* [Supplied information]:
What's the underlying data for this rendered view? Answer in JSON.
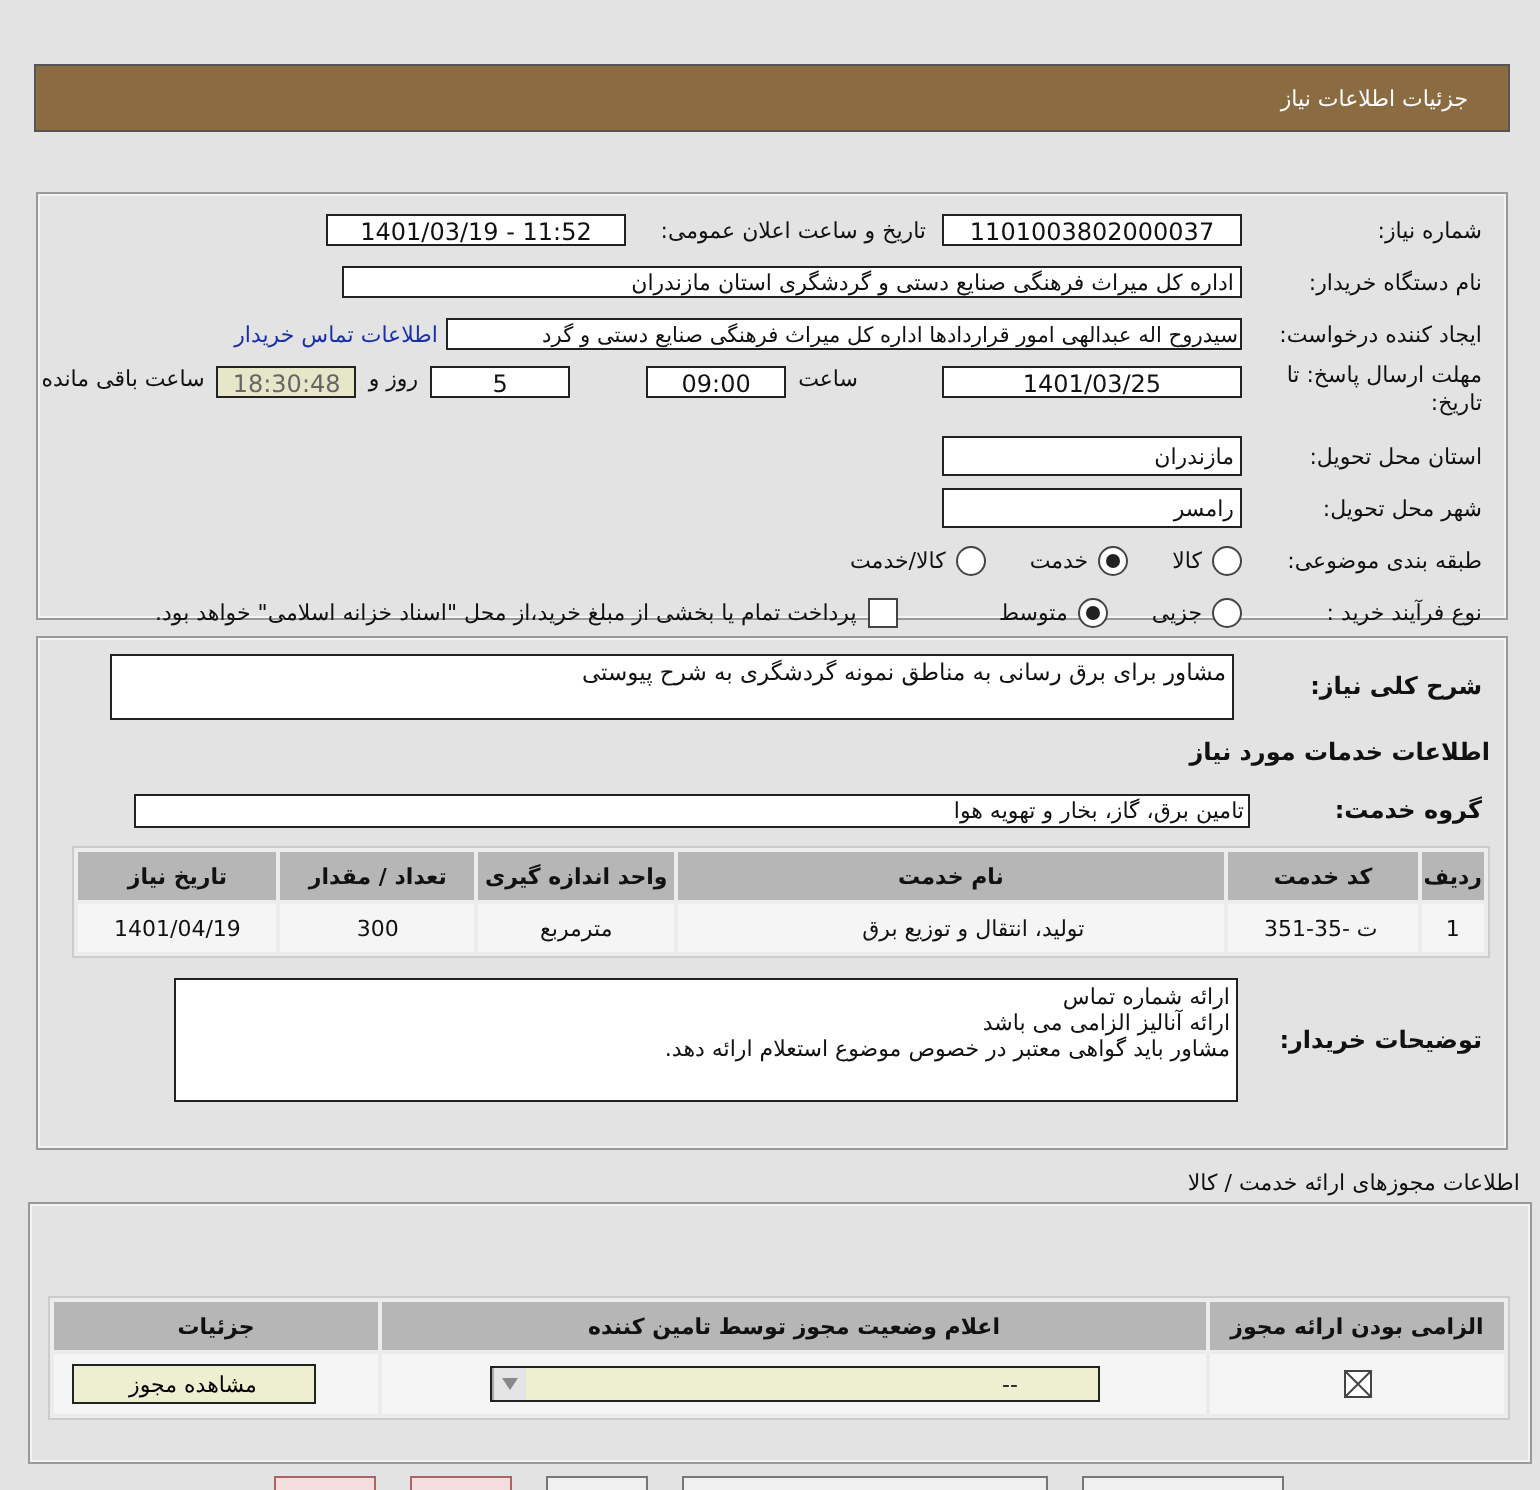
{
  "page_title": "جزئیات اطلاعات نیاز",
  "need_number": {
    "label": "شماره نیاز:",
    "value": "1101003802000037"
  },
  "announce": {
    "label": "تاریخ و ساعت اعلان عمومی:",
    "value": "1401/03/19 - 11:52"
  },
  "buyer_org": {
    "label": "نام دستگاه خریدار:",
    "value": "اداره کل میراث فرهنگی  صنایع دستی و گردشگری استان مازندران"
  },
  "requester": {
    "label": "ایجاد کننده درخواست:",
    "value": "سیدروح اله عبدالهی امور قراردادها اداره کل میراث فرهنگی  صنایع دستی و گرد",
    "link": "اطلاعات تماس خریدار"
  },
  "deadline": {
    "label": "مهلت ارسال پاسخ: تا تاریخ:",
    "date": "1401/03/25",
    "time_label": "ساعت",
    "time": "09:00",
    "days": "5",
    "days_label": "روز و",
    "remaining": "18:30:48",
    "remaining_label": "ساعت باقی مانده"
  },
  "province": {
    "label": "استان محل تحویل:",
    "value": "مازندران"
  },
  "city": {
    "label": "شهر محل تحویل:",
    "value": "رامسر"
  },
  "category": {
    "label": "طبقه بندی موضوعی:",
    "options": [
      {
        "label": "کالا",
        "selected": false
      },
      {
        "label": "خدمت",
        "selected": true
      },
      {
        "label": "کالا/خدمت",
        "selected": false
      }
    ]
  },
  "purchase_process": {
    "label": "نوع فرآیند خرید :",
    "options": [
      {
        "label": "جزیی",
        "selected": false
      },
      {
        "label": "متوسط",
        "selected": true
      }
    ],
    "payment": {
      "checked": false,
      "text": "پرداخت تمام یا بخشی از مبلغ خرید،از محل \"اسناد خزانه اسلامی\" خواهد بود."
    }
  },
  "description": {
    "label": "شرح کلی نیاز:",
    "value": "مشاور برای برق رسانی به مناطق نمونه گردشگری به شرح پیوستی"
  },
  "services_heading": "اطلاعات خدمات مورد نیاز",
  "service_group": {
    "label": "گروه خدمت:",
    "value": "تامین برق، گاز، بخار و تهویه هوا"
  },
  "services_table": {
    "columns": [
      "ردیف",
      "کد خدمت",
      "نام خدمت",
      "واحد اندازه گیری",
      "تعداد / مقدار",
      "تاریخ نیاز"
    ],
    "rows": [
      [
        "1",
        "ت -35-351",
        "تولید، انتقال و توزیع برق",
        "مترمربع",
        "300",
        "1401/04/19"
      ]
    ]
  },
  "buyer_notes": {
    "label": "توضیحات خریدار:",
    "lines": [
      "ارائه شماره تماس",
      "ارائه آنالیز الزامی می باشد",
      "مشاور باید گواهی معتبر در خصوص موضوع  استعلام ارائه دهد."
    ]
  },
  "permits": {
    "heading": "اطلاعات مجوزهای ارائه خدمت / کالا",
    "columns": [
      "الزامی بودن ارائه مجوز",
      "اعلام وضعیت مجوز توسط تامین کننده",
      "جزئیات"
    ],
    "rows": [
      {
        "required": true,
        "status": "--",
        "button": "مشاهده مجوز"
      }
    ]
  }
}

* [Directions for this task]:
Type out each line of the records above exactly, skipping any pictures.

* [Answer below]:
What's the underlying data for this rendered view? Answer in JSON.
{
  "page_title": "جزئیات اطلاعات نیاز",
  "need_number": {
    "label": "شماره نیاز:",
    "value": "1101003802000037"
  },
  "announce": {
    "label": "تاریخ و ساعت اعلان عمومی:",
    "value": "1401/03/19 - 11:52"
  },
  "buyer_org": {
    "label": "نام دستگاه خریدار:",
    "value": "اداره کل میراث فرهنگی  صنایع دستی و گردشگری استان مازندران"
  },
  "requester": {
    "label": "ایجاد کننده درخواست:",
    "value": "سیدروح اله عبدالهی امور قراردادها اداره کل میراث فرهنگی  صنایع دستی و گرد",
    "link": "اطلاعات تماس خریدار"
  },
  "deadline": {
    "label": "مهلت ارسال پاسخ: تا تاریخ:",
    "date": "1401/03/25",
    "time_label": "ساعت",
    "time": "09:00",
    "days": "5",
    "days_label": "روز و",
    "remaining": "18:30:48",
    "remaining_label": "ساعت باقی مانده"
  },
  "province": {
    "label": "استان محل تحویل:",
    "value": "مازندران"
  },
  "city": {
    "label": "شهر محل تحویل:",
    "value": "رامسر"
  },
  "category": {
    "label": "طبقه بندی موضوعی:",
    "options": [
      {
        "label": "کالا",
        "selected": false
      },
      {
        "label": "خدمت",
        "selected": true
      },
      {
        "label": "کالا/خدمت",
        "selected": false
      }
    ]
  },
  "purchase_process": {
    "label": "نوع فرآیند خرید :",
    "options": [
      {
        "label": "جزیی",
        "selected": false
      },
      {
        "label": "متوسط",
        "selected": true
      }
    ],
    "payment": {
      "checked": false,
      "text": "پرداخت تمام یا بخشی از مبلغ خرید،از محل \"اسناد خزانه اسلامی\" خواهد بود."
    }
  },
  "description": {
    "label": "شرح کلی نیاز:",
    "value": "مشاور برای برق رسانی به مناطق نمونه گردشگری به شرح پیوستی"
  },
  "services_heading": "اطلاعات خدمات مورد نیاز",
  "service_group": {
    "label": "گروه خدمت:",
    "value": "تامین برق، گاز، بخار و تهویه هوا"
  },
  "services_table": {
    "columns": [
      "ردیف",
      "کد خدمت",
      "نام خدمت",
      "واحد اندازه گیری",
      "تعداد / مقدار",
      "تاریخ نیاز"
    ],
    "rows": [
      [
        "1",
        "ت -35-351",
        "تولید، انتقال و توزیع برق",
        "مترمربع",
        "300",
        "1401/04/19"
      ]
    ]
  },
  "buyer_notes": {
    "label": "توضیحات خریدار:",
    "lines": [
      "ارائه شماره تماس",
      "ارائه آنالیز الزامی می باشد",
      "مشاور باید گواهی معتبر در خصوص موضوع  استعلام ارائه دهد."
    ]
  },
  "permits": {
    "heading": "اطلاعات مجوزهای ارائه خدمت / کالا",
    "columns": [
      "الزامی بودن ارائه مجوز",
      "اعلام وضعیت مجوز توسط تامین کننده",
      "جزئیات"
    ],
    "rows": [
      {
        "required": true,
        "status": "--",
        "button": "مشاهده مجوز"
      }
    ]
  }
}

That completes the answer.